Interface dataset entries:
◇ ◇ ◇ ◇ ◇ ◇ ◇

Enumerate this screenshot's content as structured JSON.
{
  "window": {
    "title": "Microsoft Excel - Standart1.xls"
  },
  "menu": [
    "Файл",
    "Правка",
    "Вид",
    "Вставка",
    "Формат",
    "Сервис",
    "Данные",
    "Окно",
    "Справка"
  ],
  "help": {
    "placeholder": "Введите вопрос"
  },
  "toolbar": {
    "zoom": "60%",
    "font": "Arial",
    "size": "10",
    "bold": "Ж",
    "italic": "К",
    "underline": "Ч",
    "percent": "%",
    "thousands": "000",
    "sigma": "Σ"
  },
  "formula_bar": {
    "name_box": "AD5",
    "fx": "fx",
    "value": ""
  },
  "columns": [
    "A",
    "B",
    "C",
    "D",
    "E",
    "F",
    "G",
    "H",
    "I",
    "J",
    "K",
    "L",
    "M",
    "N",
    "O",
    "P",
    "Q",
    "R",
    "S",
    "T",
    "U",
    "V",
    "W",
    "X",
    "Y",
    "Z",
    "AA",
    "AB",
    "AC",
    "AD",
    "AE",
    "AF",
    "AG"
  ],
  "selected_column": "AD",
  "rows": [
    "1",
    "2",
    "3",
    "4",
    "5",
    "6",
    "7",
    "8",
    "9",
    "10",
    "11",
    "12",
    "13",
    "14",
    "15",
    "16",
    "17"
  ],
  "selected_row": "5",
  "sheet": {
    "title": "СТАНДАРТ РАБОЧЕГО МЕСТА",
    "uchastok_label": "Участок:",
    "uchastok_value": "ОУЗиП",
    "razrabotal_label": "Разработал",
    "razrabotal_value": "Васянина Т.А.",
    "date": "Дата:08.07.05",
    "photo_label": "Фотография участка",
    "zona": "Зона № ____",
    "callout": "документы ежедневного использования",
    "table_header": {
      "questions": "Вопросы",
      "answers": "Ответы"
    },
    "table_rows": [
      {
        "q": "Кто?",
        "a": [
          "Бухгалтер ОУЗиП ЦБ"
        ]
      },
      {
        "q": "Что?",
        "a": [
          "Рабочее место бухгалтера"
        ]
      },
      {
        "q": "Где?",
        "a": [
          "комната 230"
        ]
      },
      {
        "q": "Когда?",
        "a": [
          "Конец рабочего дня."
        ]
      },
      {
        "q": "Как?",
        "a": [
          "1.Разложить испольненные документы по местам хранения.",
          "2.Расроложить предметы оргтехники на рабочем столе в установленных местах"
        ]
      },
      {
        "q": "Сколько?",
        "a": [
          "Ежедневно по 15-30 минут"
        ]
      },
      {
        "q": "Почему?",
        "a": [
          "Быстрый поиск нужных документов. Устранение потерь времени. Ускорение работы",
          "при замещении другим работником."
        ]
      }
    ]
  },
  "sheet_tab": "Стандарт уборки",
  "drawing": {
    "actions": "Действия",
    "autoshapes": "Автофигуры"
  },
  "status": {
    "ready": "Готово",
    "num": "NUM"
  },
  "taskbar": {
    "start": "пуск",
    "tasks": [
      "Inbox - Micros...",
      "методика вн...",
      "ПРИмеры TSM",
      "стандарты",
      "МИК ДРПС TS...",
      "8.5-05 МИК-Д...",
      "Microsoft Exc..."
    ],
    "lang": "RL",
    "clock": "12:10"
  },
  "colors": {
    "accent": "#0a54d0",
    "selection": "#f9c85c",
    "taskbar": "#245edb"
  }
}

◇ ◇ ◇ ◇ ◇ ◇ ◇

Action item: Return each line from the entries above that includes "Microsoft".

Exercise output:
    "title": "Microsoft Excel - Standart1.xls"
      "Microsoft Exc..."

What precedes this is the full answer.